Anonymous
jerusalem, il
August 25, 2010
Walking a mile in their shoes
So many responses here clearly show how many people have no idea of what it is like to be gay. A person whose chemical make up causes them to be gay desires love, intimacy, and family as much as any heterosexual. It is so much deeper than simply giving in to a desire, like a diabetic wanting a piece of chocolate. Being gay is impractical - no one would choose it. Two gay men in a committed, loving relationship is not the same as desiring to be adulterous (gay couples can be adulterous, too), or wanting to sleep with any inappropriate person. It is ignorance, beliefs and attitudes like these that have driven my brother away from his Judaism. That, in my mind, is the greatest sin. Just by being who he is, my brother performs mitzvah after mitzvah every day. His disassociation from his people is a loss to the nation of Israel.

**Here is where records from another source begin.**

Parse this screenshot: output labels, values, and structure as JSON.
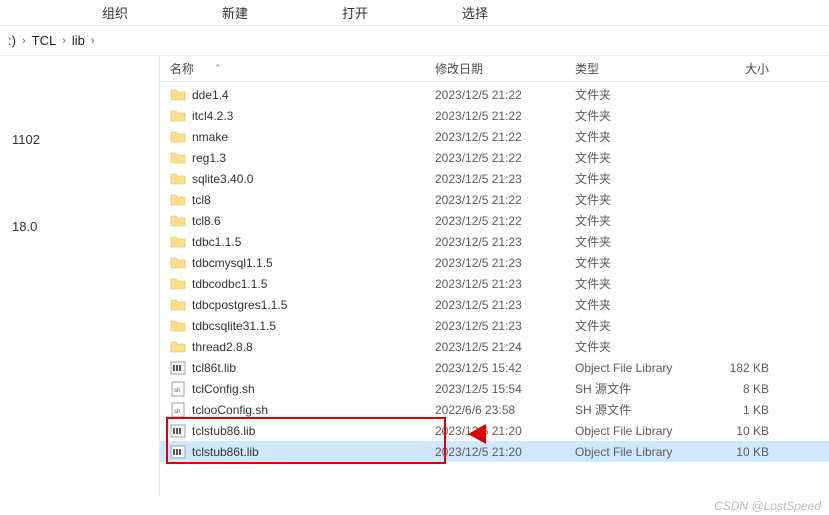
{
  "tabs": {
    "organize": "组织",
    "new": "新建",
    "open": "打开",
    "select": "选择"
  },
  "breadcrumb": {
    "seg0": ":)",
    "seg1": "TCL",
    "seg2": "lib"
  },
  "sidebar": {
    "item0": "1102",
    "item1": "18.0"
  },
  "columns": {
    "name": "名称",
    "date": "修改日期",
    "type": "类型",
    "size": "大小"
  },
  "rows": [
    {
      "icon": "folder",
      "name": "dde1.4",
      "date": "2023/12/5 21:22",
      "type": "文件夹",
      "size": ""
    },
    {
      "icon": "folder",
      "name": "itcl4.2.3",
      "date": "2023/12/5 21:22",
      "type": "文件夹",
      "size": ""
    },
    {
      "icon": "folder",
      "name": "nmake",
      "date": "2023/12/5 21:22",
      "type": "文件夹",
      "size": ""
    },
    {
      "icon": "folder",
      "name": "reg1.3",
      "date": "2023/12/5 21:22",
      "type": "文件夹",
      "size": ""
    },
    {
      "icon": "folder",
      "name": "sqlite3.40.0",
      "date": "2023/12/5 21:23",
      "type": "文件夹",
      "size": ""
    },
    {
      "icon": "folder",
      "name": "tcl8",
      "date": "2023/12/5 21:22",
      "type": "文件夹",
      "size": ""
    },
    {
      "icon": "folder",
      "name": "tcl8.6",
      "date": "2023/12/5 21:22",
      "type": "文件夹",
      "size": ""
    },
    {
      "icon": "folder",
      "name": "tdbc1.1.5",
      "date": "2023/12/5 21:23",
      "type": "文件夹",
      "size": ""
    },
    {
      "icon": "folder",
      "name": "tdbcmysql1.1.5",
      "date": "2023/12/5 21:23",
      "type": "文件夹",
      "size": ""
    },
    {
      "icon": "folder",
      "name": "tdbcodbc1.1.5",
      "date": "2023/12/5 21:23",
      "type": "文件夹",
      "size": ""
    },
    {
      "icon": "folder",
      "name": "tdbcpostgres1.1.5",
      "date": "2023/12/5 21:23",
      "type": "文件夹",
      "size": ""
    },
    {
      "icon": "folder",
      "name": "tdbcsqlite31.1.5",
      "date": "2023/12/5 21:23",
      "type": "文件夹",
      "size": ""
    },
    {
      "icon": "folder",
      "name": "thread2.8.8",
      "date": "2023/12/5 21:24",
      "type": "文件夹",
      "size": ""
    },
    {
      "icon": "lib",
      "name": "tcl86t.lib",
      "date": "2023/12/5 15:42",
      "type": "Object File Library",
      "size": "182 KB"
    },
    {
      "icon": "sh",
      "name": "tclConfig.sh",
      "date": "2023/12/5 15:54",
      "type": "SH 源文件",
      "size": "8 KB"
    },
    {
      "icon": "sh",
      "name": "tclooConfig.sh",
      "date": "2022/6/6 23:58",
      "type": "SH 源文件",
      "size": "1 KB"
    },
    {
      "icon": "lib",
      "name": "tclstub86.lib",
      "date": "2023/12/5 21:20",
      "type": "Object File Library",
      "size": "10 KB"
    },
    {
      "icon": "lib",
      "name": "tclstub86t.lib",
      "date": "2023/12/5 21:20",
      "type": "Object File Library",
      "size": "10 KB",
      "selected": true
    }
  ],
  "watermark": "CSDN @LostSpeed"
}
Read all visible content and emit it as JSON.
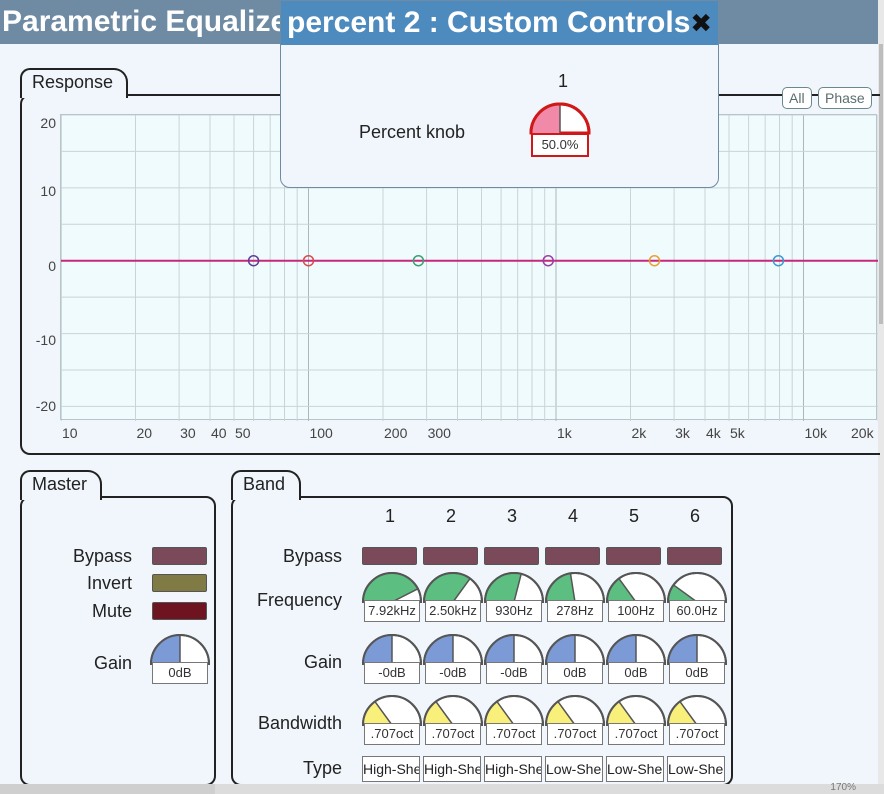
{
  "window": {
    "title": "Parametric Equalizer"
  },
  "popup": {
    "title": "percent 2 : Custom Controls",
    "close_glyph": "✖",
    "column": "1",
    "label": "Percent knob",
    "knob": {
      "value": 0.5,
      "text": "50.0%",
      "color": "#f08aa8"
    }
  },
  "response": {
    "tab": "Response",
    "buttons": {
      "all": "All",
      "phase": "Phase"
    },
    "y_ticks": [
      "20",
      "10",
      "0",
      "-10",
      "-20"
    ],
    "x_ticks": [
      "10",
      "20",
      "30",
      "40",
      "50",
      "100",
      "200",
      "300",
      "1k",
      "2k",
      "3k",
      "4k",
      "5k",
      "10k",
      "20k"
    ],
    "ylim": [
      -22,
      20
    ],
    "markers": [
      {
        "band": "6",
        "freq": 60,
        "color": "#5a3e9a"
      },
      {
        "band": "5",
        "freq": 100,
        "color": "#d94a4a"
      },
      {
        "band": "4",
        "freq": 278,
        "color": "#3aa070"
      },
      {
        "band": "3",
        "freq": 930,
        "color": "#9a3ea8"
      },
      {
        "band": "2",
        "freq": 2500,
        "color": "#e8a030"
      },
      {
        "band": "1",
        "freq": 7920,
        "color": "#3a9ad0"
      }
    ],
    "curve_color": "#c8287a"
  },
  "master": {
    "tab": "Master",
    "bypass": {
      "label": "Bypass",
      "color": "#7a4a5a"
    },
    "invert": {
      "label": "Invert",
      "color": "#807a45"
    },
    "mute": {
      "label": "Mute",
      "color": "#6e1420"
    },
    "gain": {
      "label": "Gain",
      "value": 0.5,
      "text": "0dB",
      "color": "#7b9ad6"
    }
  },
  "band": {
    "tab": "Band",
    "labels": {
      "bypass": "Bypass",
      "frequency": "Frequency",
      "gain": "Gain",
      "bandwidth": "Bandwidth",
      "type": "Type"
    },
    "bypass_color": "#7a4a5a",
    "freq_color": "#5cbe80",
    "gain_color": "#7b9ad6",
    "bw_color": "#f8f07a",
    "columns": [
      {
        "num": "1",
        "freq": {
          "value": 0.85,
          "text": "7.92kHz"
        },
        "gain": {
          "value": 0.5,
          "text": "-0dB"
        },
        "bw": {
          "value": 0.3,
          "text": ".707oct"
        },
        "type": "High-Shelf"
      },
      {
        "num": "2",
        "freq": {
          "value": 0.7,
          "text": "2.50kHz"
        },
        "gain": {
          "value": 0.5,
          "text": "-0dB"
        },
        "bw": {
          "value": 0.3,
          "text": ".707oct"
        },
        "type": "High-Shelf"
      },
      {
        "num": "3",
        "freq": {
          "value": 0.58,
          "text": "930Hz"
        },
        "gain": {
          "value": 0.5,
          "text": "-0dB"
        },
        "bw": {
          "value": 0.3,
          "text": ".707oct"
        },
        "type": "High-Shelf"
      },
      {
        "num": "4",
        "freq": {
          "value": 0.45,
          "text": "278Hz"
        },
        "gain": {
          "value": 0.5,
          "text": "0dB"
        },
        "bw": {
          "value": 0.3,
          "text": ".707oct"
        },
        "type": "Low-Shelf"
      },
      {
        "num": "5",
        "freq": {
          "value": 0.3,
          "text": "100Hz"
        },
        "gain": {
          "value": 0.5,
          "text": "0dB"
        },
        "bw": {
          "value": 0.3,
          "text": ".707oct"
        },
        "type": "Low-Shelf"
      },
      {
        "num": "6",
        "freq": {
          "value": 0.2,
          "text": "60.0Hz"
        },
        "gain": {
          "value": 0.5,
          "text": "0dB"
        },
        "bw": {
          "value": 0.3,
          "text": ".707oct"
        },
        "type": "Low-Shelf"
      }
    ]
  },
  "statusbar": {
    "zoom": "170%"
  }
}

Dvorah
Lakeville, PA
August 25, 2010
re: gay love
two men can love each other, it just depends on their type of relationship. Just as it is wrong for a father and daughter or a married women to another married man, to have a passionate relationship, even if thats what they truly desire, so to two men. You don't have to feel that your were created "wrongly" - how many people desire adulterous relationships that are forbidden by the torah - look around you! We are here on this earth each one to work on the areas that are most difficult to us to become godly poeple. Our strongest relationship should be to g-d, for which we are willing to work hard to leave aside our in-born desires.
Anonymous
jerusalem, il
August 25, 2010
Gay is not practical
The opinion is predicated on the idea that Torah is true, and thus practicality is extended only based on that fact. He gave a Jewish answer that was appropriate and fully logical with his context.

If one discusses homosexuality from a secular point of view, it is a highly impractical lifestyle, and is merely a choice that the individual chooses to impart in. If however one says that he has no choice in the matter, then he is effectively equating himself to that of an animal. This may very well be true, as many things come instinctual, but to say that man has never risen above his own instincts, has a vested interest or desire to fool himself for his own satisfaction.

Should Judaism have the right to incur death penalties on non Jewish partisans? Certainly not, for they fall out of the scope. However, assuming that a community of Jews has come together and vested authority in the Rabbis and the Torah, then they appropriately adhere to the consequences of their choices.
Kristopher Wilkins
Vancouver, British Columbia
Show all comments
FEATURED ON CHABAD.ORG